Helping Clients Defend Against SEC Actions
Digital assets are based on blockchains, which are chains of transaction blocks. They include cryptocurrencies, which use their own blockchains, and “crypto tokens [that] are built on an existing blockchain.” Cryptopedia, Digital Assets: Cryptocurrencies vs. Tokens (Mar. 23, 2021) (“Digital Assets”).
A “token” can be defined as an instrument (tool) that is (1) perceptible using one or more senses, (2) representative of a stored value and useful as a medium for exchange in a particular market or system of markets, and (3) exchangeable, at some fixed or changeable ratio, for other value, such as a good or service, within that market or system of markets.
In the first part of the definition, (1) above, the token can be perceptible as a tangible object, such as a coin, stamp, ticket, coupon, gambling chip, or only visually, as on a computer monitor or in a company’s ledger.
The second prong, (2) above, includes tokens that have stored value that is either “intrinsic” in that the value derives solely from the token’s acceptability in transactions in the system of markets or “extrinsic” insofar as the token’s value is pegged or linked to another specific asset. A token’s perishability and replicability obviously impact its value. A banana makes for a poor token because it will decompose over time. Although the weight of a cylindrical piece of metal will diminish through abrasion over time, coins are perhaps the optimum token. The ability to create more units of value creates a fear and possibility of inflation, which creates more units even though the inventory of items that can be purchased has not increased.
Under the third part of the definition, (3) above, the number and types of transactions and markets within which the token’s value is recognized can be used to determine the scope and value of the token. The key difference between a token, as defined, and money is the scope of the transactions and markets—the micro-economy—in which each is accepted and used. This is a difference in degree, not in kind.
A distinction can be made between currency tokens and utility tokens, based on the scope of the transactions and markets in which they can be used, and between cryptocurrencies and crypto-tokens, based on their relationship to a blockchain. The difference between a currency token and utility token can soon break down, as the latter can become the former; in some sense, they both constitute money. Some tokens have their own blockchains, and other tokens use others’ blockchains.

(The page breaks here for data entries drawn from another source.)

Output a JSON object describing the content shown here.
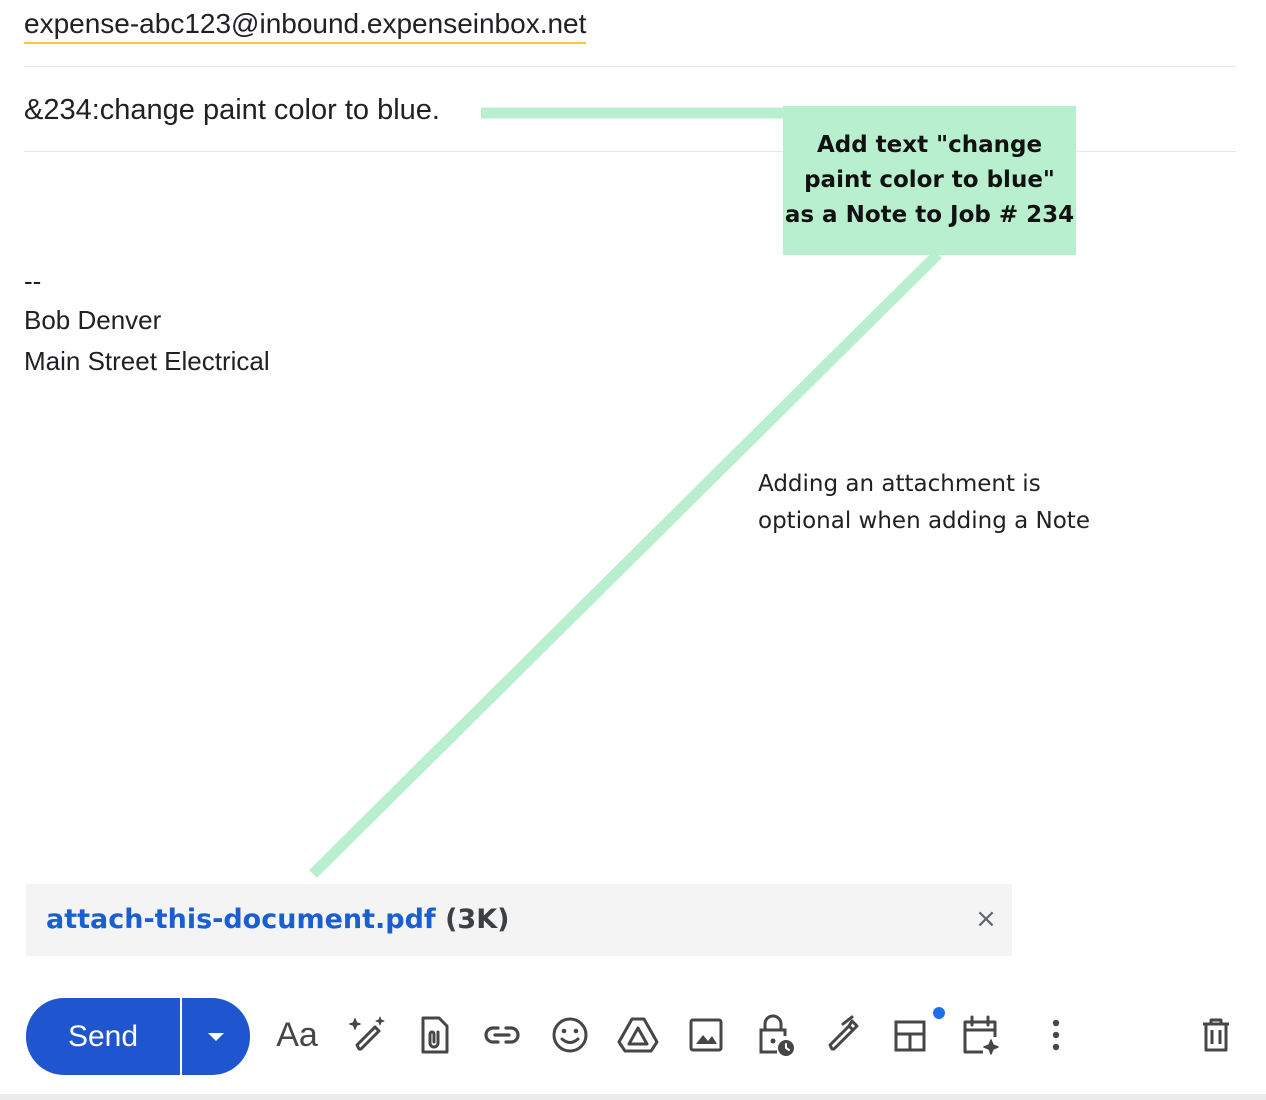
{
  "compose": {
    "recipient": "expense-abc123@inbound.expenseinbox.net",
    "subject": "&234:change paint color to blue.",
    "signature": [
      "--",
      "Bob Denver",
      "Main Street Electrical"
    ]
  },
  "annotations": {
    "callout_lines": [
      "Add text \"change",
      "paint color to blue\"",
      "as a Note to Job # 234"
    ],
    "note_lines": [
      "Adding an attachment is",
      "optional when adding a Note"
    ],
    "line_color": "#b8efcf"
  },
  "attachment": {
    "name": "attach-this-document.pdf",
    "size": "(3K)",
    "close_glyph": "×"
  },
  "toolbar": {
    "send_label": "Send",
    "format_label": "Aa",
    "icons": [
      "formatting-options-icon",
      "help-me-write-icon",
      "attach-files-icon",
      "insert-link-icon",
      "insert-emoji-icon",
      "insert-drive-icon",
      "insert-photo-icon",
      "confidential-mode-icon",
      "insert-signature-icon",
      "layouts-icon",
      "schedule-event-icon",
      "more-options-icon",
      "discard-draft-icon"
    ]
  },
  "colors": {
    "send_button": "#1f56d0",
    "attachment_link": "#1a5fd0",
    "recipient_underline": "#f6c744",
    "notification_dot": "#1f6fe8"
  }
}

All items of value are social constructs, including digital tokens, securities, and money, whether a cryptocurrency (private digital money) or fiat currency issued by governments. Although not tangible, each “unit” has its own origin and history. Hard collectibles, digital collectibles, and digital currency or digital assets are all investments in the sense that—if a secondary market exists—one may, upon resale, be able to recover one’s purchase price and a profit as part of the total resale price. Also, these items are all usable in the same way as any asset is usable. They may be flipped for a quick gain, held to increase in value, used to secure loans, or traded for other assets of the same class or otherwise.
The SEC defines a financial product to include but not be limited to “stocks, bonds, derivatives, and currency," and this definition includes both a unit of cryptocurrency and a security. As discussed above, digital currency functions as a currency, either as its sole function or in a limited capacity as a token within a micro-economy. The cryptocurrency producer may be formally organized (as a corporation, partnership, limited liability company) or organized informally. Often, the producer of cryptocurrency is also the seller of the digital tokens. Similarly, any entity whether a formally or informally organized enterprise, may issue a security, such as a unit of stock (a share) or a dollar-denominated bond, and the security will be sold by the issuer.
Having compared the digital token to the concept of a “security,” some of the dangers inherent in the SEC’s ongoing campaign to regulate cryptocurrencies become apparent. Because there is so little to distinguish a cryptocurrency from other types of digital tokens and because the SEC has chosen to disregard the numerous differences between digital assets and securities, any form of digital token risks being swept into the SEC’s regulatory scheme and regulated as a security.
For more on these concepts and to understand how the SEC's cryptocurrency suppression program works (and how it can be defeated), please see our series of articles on the subject, available here.